Schapelle Corby: 'Ganja Queen' trafficker deported from Bali
Convicted Australian drug trafficker Schapelle Corby has returned to Brisbane after nine years in prison and three years on parole in Indonesia.
The former beauty therapist was arrested in 2004 at Bali airport with 4.2 kg of marijuana hidden in surfing gear, and sentenced the next year.
Her case affected foreign relations between Australia and Indonesia and outraged many Australians, with some viewing her sentence as too harsh.
She proclaimed innocence throughout.
Hundreds of police officers were deployed to assist with Corby's departure. Her sister Mercedes, who lives in Indonesia, shielded her from journalists' cameras as they walked to a car.
Corby then posted a video on Instagram of the media scrum seen behind the vehicle's tinted windows.
She was taken in a convoy from her Bali villa to the airport, to catch a flight to Brisbane.
Upon her landing, at about 05:00 on Sunday local time (19:00 Saturday GMT), she and her sister were reportedly ushered to a waiting convoy of vans.
Corby has also posted a picture of her dogs on her new Instagram account, saying she would miss them.
Indonesia's drug laws are much stricter than Australia's with no distinction being drawn between marijuana and other drugs including heroin and cocaine.
In 2015 two other Australians were executed after being found guilty of smuggling drugs.
In Australia Corby has commanded public sympathy as local media followed her struggles with mental illness behind bars. However in Indonesia she is seen as a criminal.
Bali corrections chief Surung Pasaribu said: "We will pray for her that she will repent. God wants humans to return to the right path."
Ms Corby's sentence was cut by five years after an appeal to the Indonesian president, and she also received several remissions for good behaviour.

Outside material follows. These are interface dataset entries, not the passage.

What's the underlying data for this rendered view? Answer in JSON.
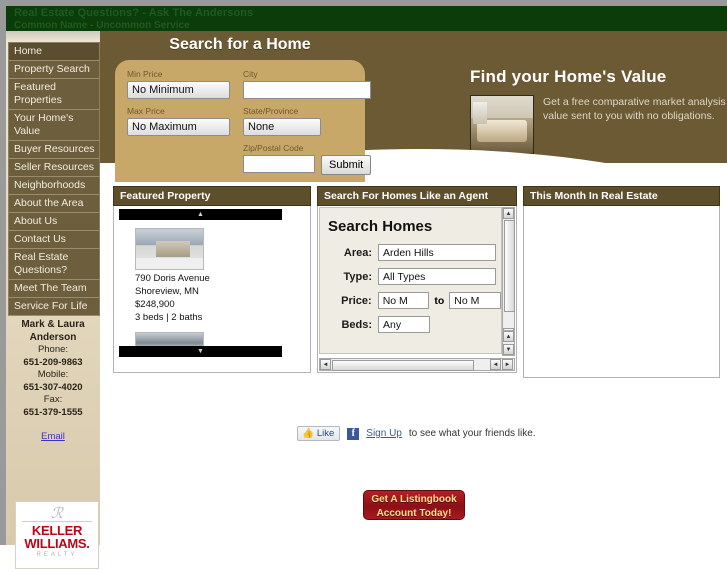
{
  "header": {
    "tagline": "Real Estate Questions? - Ask The Andersons",
    "subtagline": "Common Name - Uncommon Service"
  },
  "sidebar": {
    "items": [
      {
        "label": "Home",
        "active": true
      },
      {
        "label": "Property Search",
        "active": false
      },
      {
        "label": "Featured Properties",
        "active": false
      },
      {
        "label": "Your Home's Value",
        "active": false
      },
      {
        "label": "Buyer Resources",
        "active": false
      },
      {
        "label": "Seller Resources",
        "active": false
      },
      {
        "label": "Neighborhoods",
        "active": false
      },
      {
        "label": "About the Area",
        "active": false
      },
      {
        "label": "About Us",
        "active": false
      },
      {
        "label": "Contact Us",
        "active": false
      },
      {
        "label": "Real Estate\nQuestions?",
        "active": false
      },
      {
        "label": "Meet The Team",
        "active": false
      },
      {
        "label": "Service For Life",
        "active": false
      }
    ],
    "contact": {
      "name_line1": "Mark & Laura",
      "name_line2": "Anderson",
      "phone_label": "Phone:",
      "phone": "651-209-9863",
      "mobile_label": "Mobile:",
      "mobile": "651-307-4020",
      "fax_label": "Fax:",
      "fax": "651-379-1555",
      "email_link": "Email"
    },
    "logo": {
      "main_line1": "KELLER",
      "main_line2": "WILLIAMS.",
      "sub": "REALTY"
    }
  },
  "search_panel": {
    "title": "Search for a Home",
    "min_price_label": "Min Price",
    "min_price_value": "No Minimum",
    "max_price_label": "Max Price",
    "max_price_value": "No Maximum",
    "city_label": "City",
    "city_value": "",
    "state_label": "State/Province",
    "state_value": "None",
    "zip_label": "Zip/Postal Code",
    "zip_value": "",
    "submit_label": "Submit"
  },
  "home_value": {
    "title": "Find your Home's Value",
    "description": "Get a free comparative market analysis of your home's value sent to you with no obligations."
  },
  "panels": {
    "featured": {
      "heading": "Featured Property",
      "address": "790 Doris Avenue",
      "city_state": "Shoreview, MN",
      "price": "$248,900",
      "beds_baths": "3 beds | 2 baths",
      "scroll_up_icon": "▲",
      "scroll_down_icon": "▼"
    },
    "agent": {
      "heading": "Search For Homes Like an Agent",
      "title": "Search Homes",
      "fields": [
        {
          "label": "Area:",
          "value": "Arden Hills"
        },
        {
          "label": "Type:",
          "value": "All Types"
        },
        {
          "label": "Price:",
          "value": "No M",
          "value2": "No M",
          "between": "to"
        },
        {
          "label": "Beds:",
          "value": "Any"
        }
      ]
    },
    "month": {
      "heading": "This Month In Real Estate"
    }
  },
  "facebook": {
    "like_label": "Like",
    "thumb_icon": "👍",
    "f_glyph": "f",
    "signup_label": "Sign Up",
    "tail_text": "to see what your friends like."
  },
  "listingbook": {
    "line1": "Get A Listingbook",
    "line2": "Account Today!"
  },
  "icons": {
    "arrow_down": "▼",
    "arrow_up": "▲",
    "arrow_left": "◄",
    "arrow_right": "►"
  }
}
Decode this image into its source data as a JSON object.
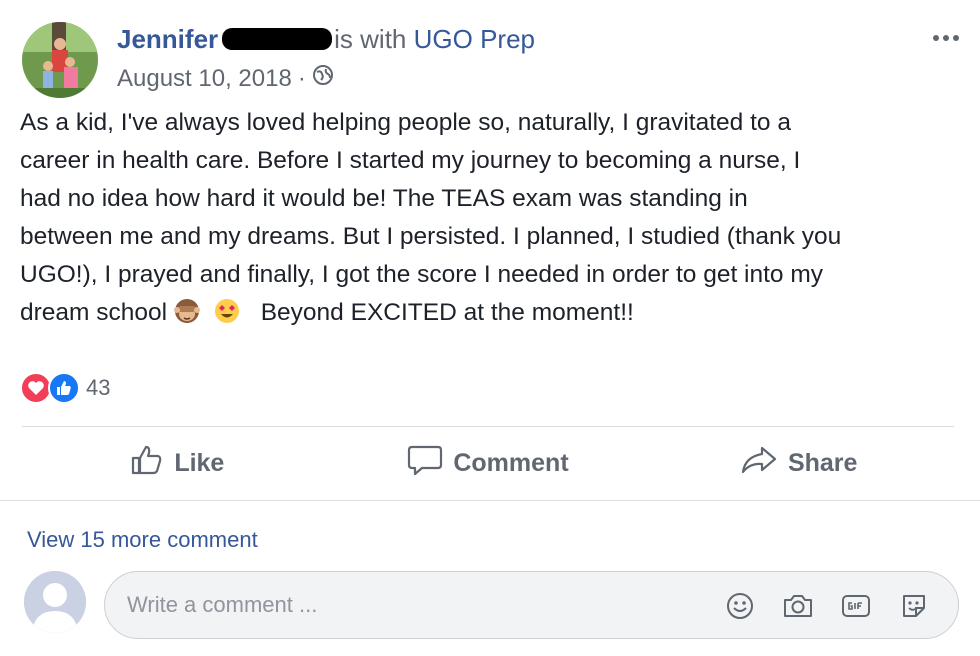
{
  "post": {
    "author": "Jennifer",
    "with_text": "is with",
    "tagged_page": "UGO Prep",
    "date": "August 10, 2018",
    "separator": "·",
    "body_lines": [
      "As a kid, I've always loved helping people so, naturally, I gravitated to a",
      "career in health care. Before I started my journey to becoming a nurse, I",
      "had no idea how hard it would be! The TEAS exam was standing in",
      "between me and my dreams. But I persisted. I planned, I studied (thank you",
      "UGO!), I prayed and finally, I got the score I needed in order to get into my",
      "dream school"
    ],
    "body_tail": "Beyond EXCITED at the moment!!"
  },
  "reactions": {
    "count": "43",
    "colors": {
      "love": "#f33e58",
      "like": "#1877f2"
    }
  },
  "actions": {
    "like": "Like",
    "comment": "Comment",
    "share": "Share"
  },
  "comments": {
    "view_more": "View 15 more comment",
    "placeholder": "Write a comment ..."
  },
  "icons": [
    "globe-icon",
    "more-icon",
    "heart-icon",
    "thumbs-up-icon",
    "like-icon",
    "comment-icon",
    "share-icon",
    "emoji-icon",
    "camera-icon",
    "gif-icon",
    "sticker-icon"
  ],
  "colors": {
    "link": "#365899",
    "muted": "#616770",
    "text": "#1d2129"
  }
}
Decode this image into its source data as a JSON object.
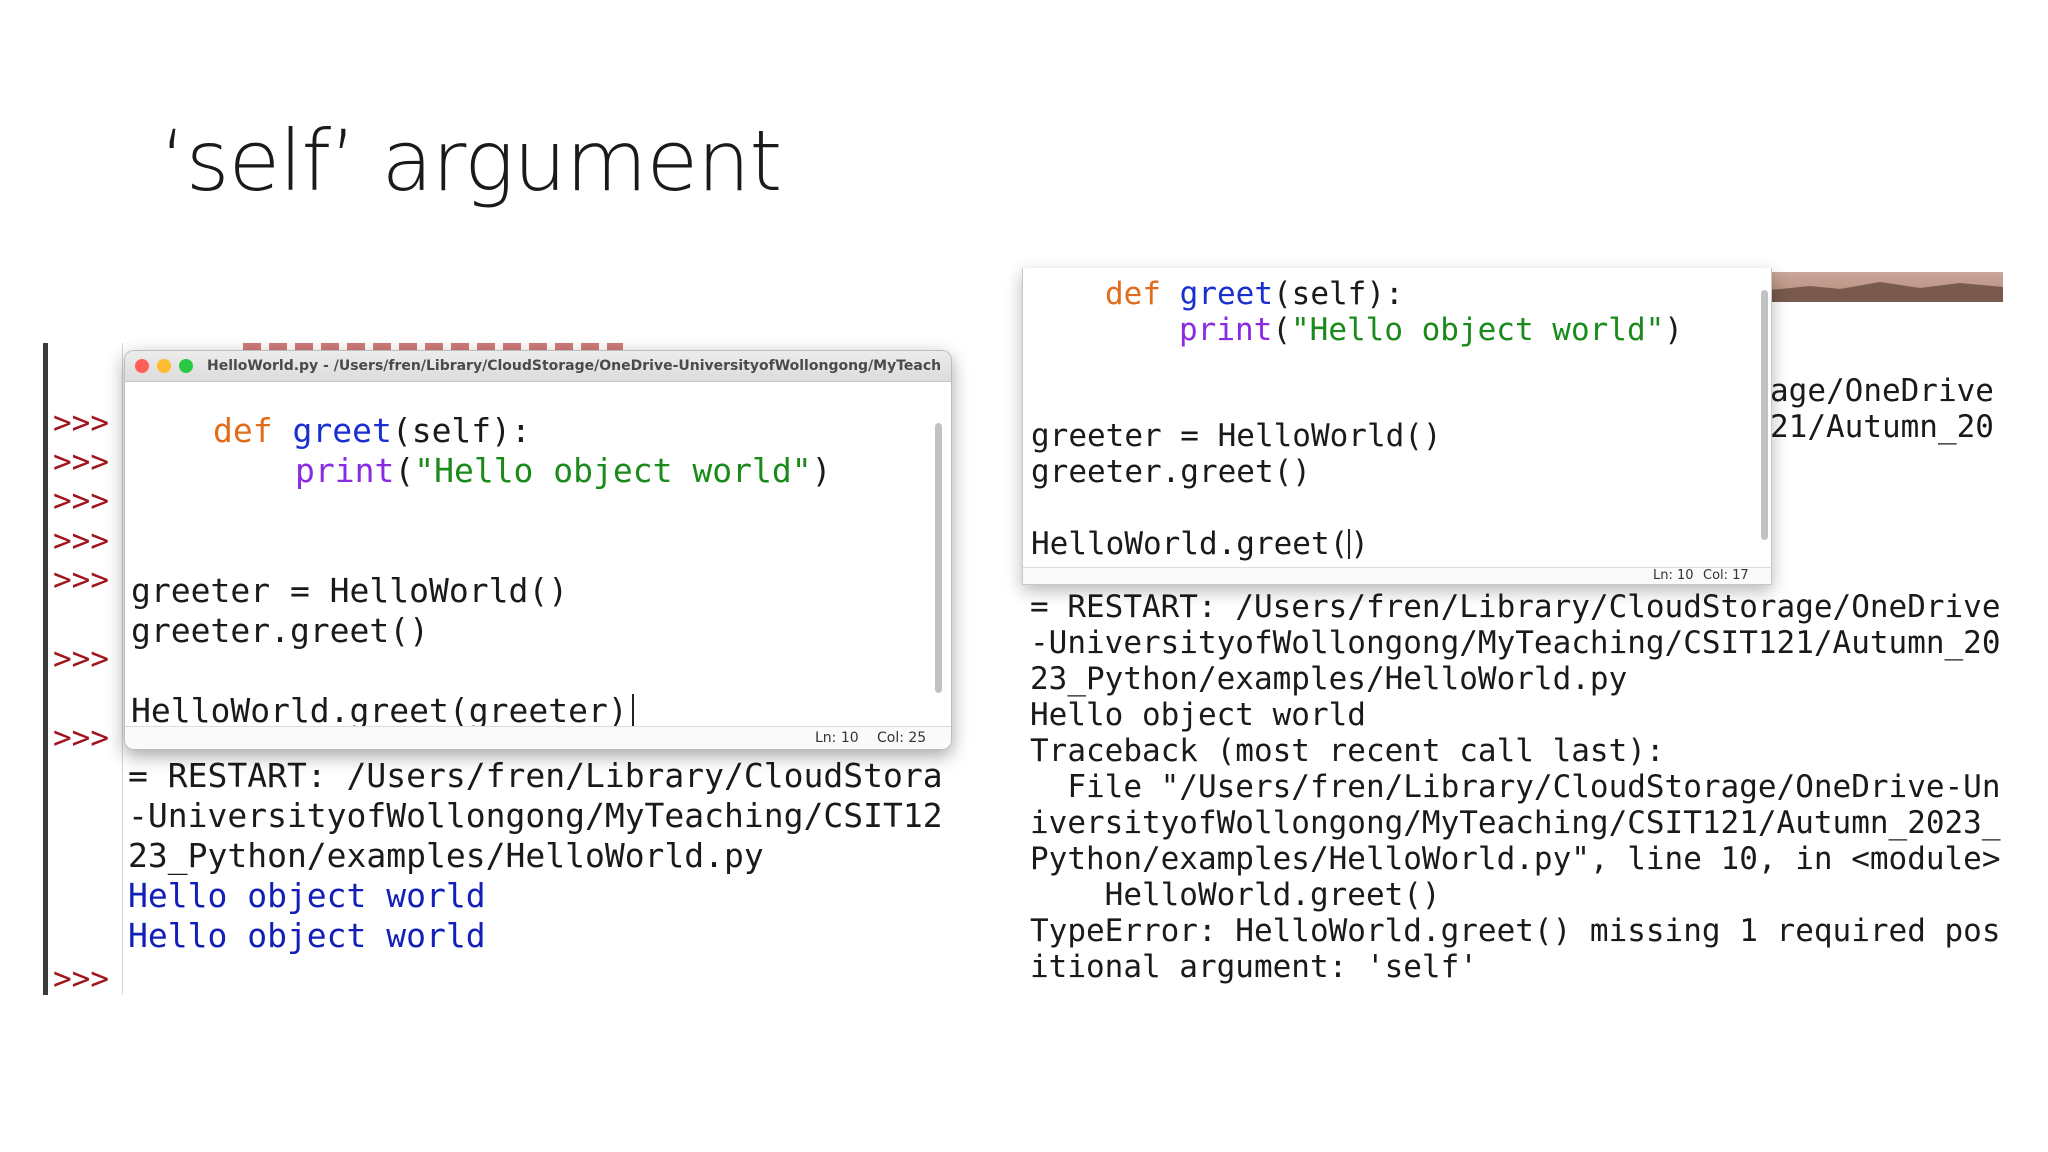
{
  "slide": {
    "title": "‘self’ argument"
  },
  "left": {
    "window_title": "HelloWorld.py - /Users/fren/Library/CloudStorage/OneDrive-UniversityofWollongong/MyTeaching/...",
    "prompt": ">>>",
    "code": {
      "def_kw": "def",
      "func_name": "greet",
      "params": "(self):",
      "print_kw": "print",
      "open_paren": "(",
      "string": "\"Hello object world\"",
      "close_paren": ")",
      "line_greeter": "greeter = HelloWorld()",
      "line_call": "greeter.greet()",
      "line_class_call": "HelloWorld.greet(greeter)"
    },
    "status": {
      "ln": "Ln: 10",
      "col": "Col: 25"
    },
    "output": {
      "restart_1": "= RESTART: /Users/fren/Library/CloudStora",
      "restart_2": "-UniversityofWollongong/MyTeaching/CSIT12",
      "restart_3": "23_Python/examples/HelloWorld.py",
      "hello_1": "Hello object world",
      "hello_2": "Hello object world"
    }
  },
  "right": {
    "code": {
      "def_kw": "def",
      "func_name": "greet",
      "params": "(self):",
      "print_kw": "print",
      "open_paren": "(",
      "string": "\"Hello object world\"",
      "close_paren": ")",
      "line_greeter": "greeter = HelloWorld()",
      "line_call": "greeter.greet()",
      "line_class_call_open": "HelloWorld.greet(",
      "line_class_call_close": ")"
    },
    "status": {
      "ln": "Ln: 10",
      "col": "Col: 17"
    },
    "behind": {
      "line_1": "age/OneDrive",
      "line_2": "21/Autumn_20"
    },
    "output": {
      "restart_1": "= RESTART: /Users/fren/Library/CloudStorage/OneDrive",
      "restart_2": "-UniversityofWollongong/MyTeaching/CSIT121/Autumn_20",
      "restart_3": "23_Python/examples/HelloWorld.py",
      "hello": "Hello object world",
      "traceback": "Traceback (most recent call last):",
      "file_1": "  File \"/Users/fren/Library/CloudStorage/OneDrive-Un",
      "file_2": "iversityofWollongong/MyTeaching/CSIT121/Autumn_2023_",
      "file_3": "Python/examples/HelloWorld.py\", line 10, in <module>",
      "code_line": "    HelloWorld.greet()",
      "error_1": "TypeError: HelloWorld.greet() missing 1 required pos",
      "error_2": "itional argument: 'self'"
    }
  }
}
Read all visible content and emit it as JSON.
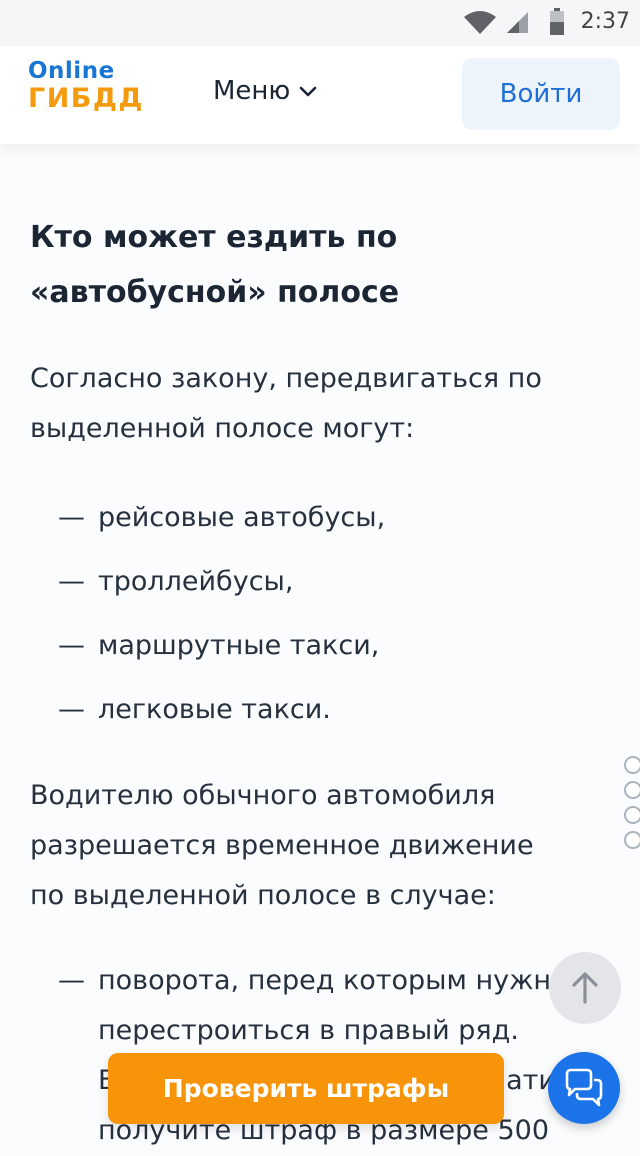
{
  "status_bar": {
    "time": "2:37",
    "icons": [
      "wifi-icon",
      "signal-icon",
      "battery-icon"
    ]
  },
  "header": {
    "logo_top": "Online",
    "logo_bottom": "ГИБДД",
    "menu_label": "Меню",
    "login_label": "Войти"
  },
  "article": {
    "heading_line1": "Кто может ездить по",
    "heading_line2": "«автобусной» полосе",
    "para1_line1": "Согласно закону, передвигаться по",
    "para1_line2": "выделенной полосе могут:",
    "list1": [
      "рейсовые автобусы,",
      "троллейбусы,",
      "маршрутные такси,",
      "легковые такси."
    ],
    "para2_line1": "Водителю обычного автомобиля",
    "para2_line2": "разрешается временное движение",
    "para2_line3": "по выделенной полосе в случае:",
    "list2_item1_line1": "поворота, перед которым нужно",
    "list2_item1_line2": "перестроиться в правый ряд.",
    "list2_item1_line3": "В противном случае вы заплатите",
    "list2_item1_line4": "получите штраф в размере 500"
  },
  "floating": {
    "check_fines_label": "Проверить штрафы"
  },
  "colors": {
    "brand_blue": "#1976d2",
    "brand_orange": "#f59a0c",
    "cta_orange": "#f7940a",
    "chat_blue": "#1a73e8"
  }
}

Although she was released from prison in 2014, she could not leave Bali under her parole conditions for three years.
Corby was the subject of a 2007 documentary, "Ganja Queen".